1) What will you do if your request is turned down?
Think carefully about this before anything else. Do you want more money because you believe you deserve it, or because it will make an otherwise tedious job slightly more bearable? In our experience, the majority of people who believe the latter end up leaving their jobs within months of their pay rise.
However, if you are happy in your position and prepared – for the time being at least – to take ‘no’ for an answer, then you know you are requesting a pay rise for the right reasons.
2) Do you really deserve a pay rise?
Look at previous performance appraisals. Have you consistently met the objectives you were set? Has your role or level of responsibility changed in any way? Do you have a new qualification? These are all factors that will contribute towards your boss’s final decision – and prove that you’re not just being greedy.
3) Are you going the ‘extra mile’?
Working hard is one thing but getting your hard work noticed is another.

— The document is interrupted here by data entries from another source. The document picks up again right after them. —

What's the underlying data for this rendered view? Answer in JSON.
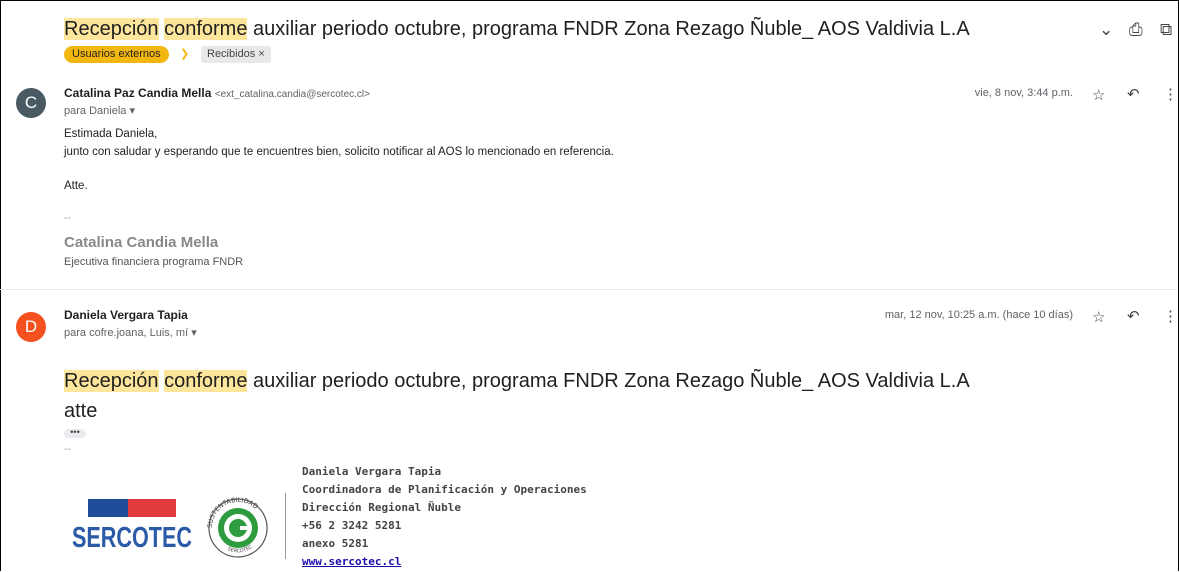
{
  "subject": {
    "hl1": "Recepción",
    "mid1": " ",
    "hl2": "conforme",
    "rest": " auxiliar periodo octubre, programa FNDR Zona Rezago Ñuble_ AOS Valdivia L.A"
  },
  "labels": {
    "external": "Usuarios externos",
    "inbox": "Recibidos",
    "inbox_close": "×",
    "arrow": "❯"
  },
  "top_icons": {
    "collapse": "⌄",
    "print": "⎙",
    "popout": "⧉"
  },
  "msg1": {
    "avatar": "C",
    "avatar_color": "#4a5a63",
    "sender": "Catalina Paz Candia Mella",
    "email": "<ext_catalina.candia@sercotec.cl>",
    "to": "para Daniela",
    "date": "vie, 8 nov, 3:44 p.m.",
    "body": [
      "Estimada Daniela,",
      "junto con saludar y esperando que te encuentres bien, solicito notificar al AOS lo mencionado en referencia.",
      "Atte."
    ],
    "sig_dash": "--",
    "sig_name": "Catalina Candia Mella",
    "sig_role": "Ejecutiva financiera programa FNDR"
  },
  "msg2": {
    "avatar": "D",
    "avatar_color": "#f4511e",
    "sender": "Daniela Vergara Tapia",
    "to": "para cofre.joana, Luis, mí",
    "date": "mar, 12 nov, 10:25 a.m. (hace 10 días)",
    "body_atte": "atte",
    "dots": "•••",
    "sig_dash": "--",
    "signature": [
      "Daniela Vergara Tapia",
      "Coordinadora de Planificación y Operaciones",
      "Dirección Regional Ñuble",
      "+56 2 3242 5281",
      "anexo 5281"
    ],
    "website": "www.sercotec.cl",
    "logo_text": "SERCOTEC",
    "seal_top": "SUSTENTABILIDAD",
    "seal_bottom": "SERCOTEC"
  },
  "actions": {
    "star": "☆",
    "reply": "↶",
    "more": "⋮"
  },
  "colors": {
    "highlight": "#fde59b",
    "label": "#f3b712",
    "logo_blue": "#1f4c9a",
    "logo_red": "#e03a3e",
    "seal_green": "#2e9b3e"
  }
}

Use examples of how you have demonstrated dedication to both the company and its clients. By all means sell yourself but don’t exaggerate - doing so will only give your case less credibility.
4) What are your ambitions?

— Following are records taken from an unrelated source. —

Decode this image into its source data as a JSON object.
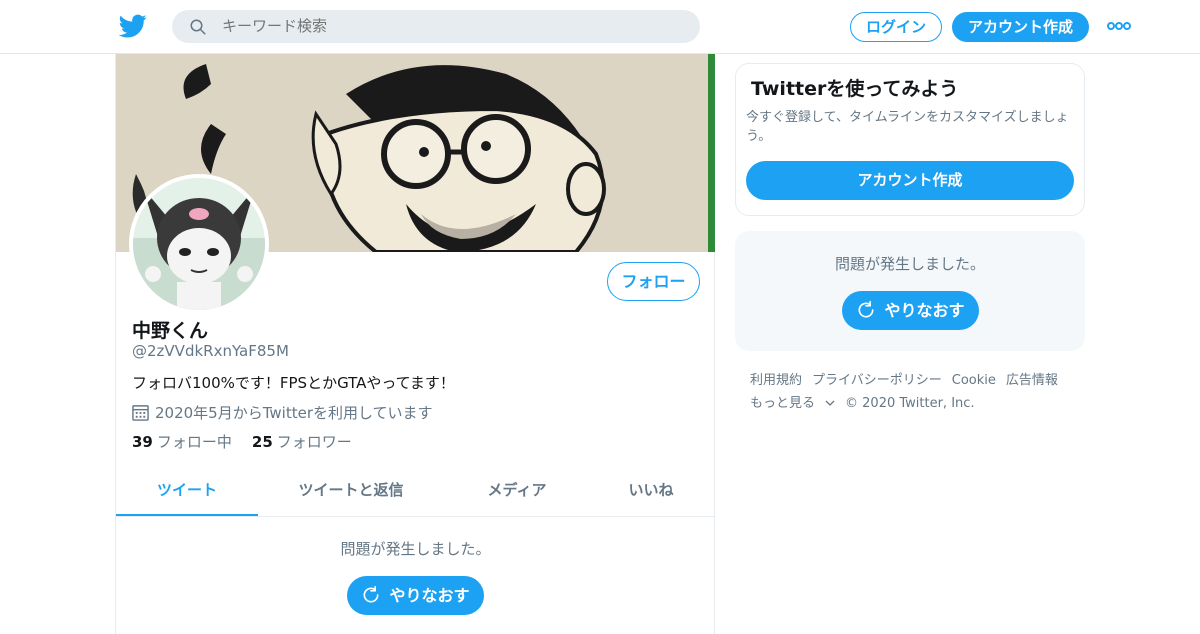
{
  "header": {
    "search_placeholder": "キーワード検索",
    "login_label": "ログイン",
    "signup_label": "アカウント作成",
    "logo_icon": "twitter-bird-icon",
    "more_icon": "more-dots-icon"
  },
  "profile": {
    "follow_label": "フォロー",
    "name": "中野くん",
    "handle": "@2zVVdkRxnYaF85M",
    "bio": "フォロバ100%です！FPSとかGTAやってます！",
    "joined": "2020年5月からTwitterを利用しています",
    "following_count": "39",
    "following_label": "フォロー中",
    "followers_count": "25",
    "followers_label": "フォロワー"
  },
  "tabs": [
    {
      "label": "ツイート",
      "active": true
    },
    {
      "label": "ツイートと返信",
      "active": false
    },
    {
      "label": "メディア",
      "active": false
    },
    {
      "label": "いいね",
      "active": false
    }
  ],
  "main_error": {
    "message": "問題が発生しました。",
    "retry_label": "やりなおす"
  },
  "sidebar": {
    "title": "Twitterを使ってみよう",
    "description": "今すぐ登録して、タイムラインをカスタマイズしましょう。",
    "signup_label": "アカウント作成",
    "error_message": "問題が発生しました。",
    "retry_label": "やりなおす"
  },
  "footer": {
    "links": [
      "利用規約",
      "プライバシーポリシー",
      "Cookie",
      "広告情報"
    ],
    "more_label": "もっと見る",
    "copyright": "© 2020 Twitter, Inc."
  },
  "colors": {
    "accent": "#1da1f2",
    "text_primary": "#14171a",
    "text_secondary": "#657786"
  }
}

Put these in the context of your current workplace. Hopefully those above you will be flattered that you want to remain working under them, and that the organisation you currently work for is playing a part in your career aspirations.
5) How much more money do you want?
An easy question? Not necessarily. Remember, almost every person in every profession would like more money, so do your research and be mindful of your market value. You can begin by looking at the Hays Salary Guides.
Again, you don’t want to seem greedy so justify your request with hard facts.
6) Are you prepared for more responsibility?
This could be the clincher. Your boss may be willing to meet you half way, or may even know of a more senior role in the pipeline. The important thing is to prepare for this question. You may even like to consider bringing the subject up yourself - doing so would most definitely emphasise your ambition.
7) What are your weaknesses?
Obviously not something you’ll want to highlight from the off but it’s a subject you must be prepared to discuss – you certainly won’t want to be caught off guard if your boss brings up an example of a past failure. Have you learnt from your mistakes? Can you build on your weaker areas? Tie all this into your ambitions and you’ll inevitably end the discussion on a positive note.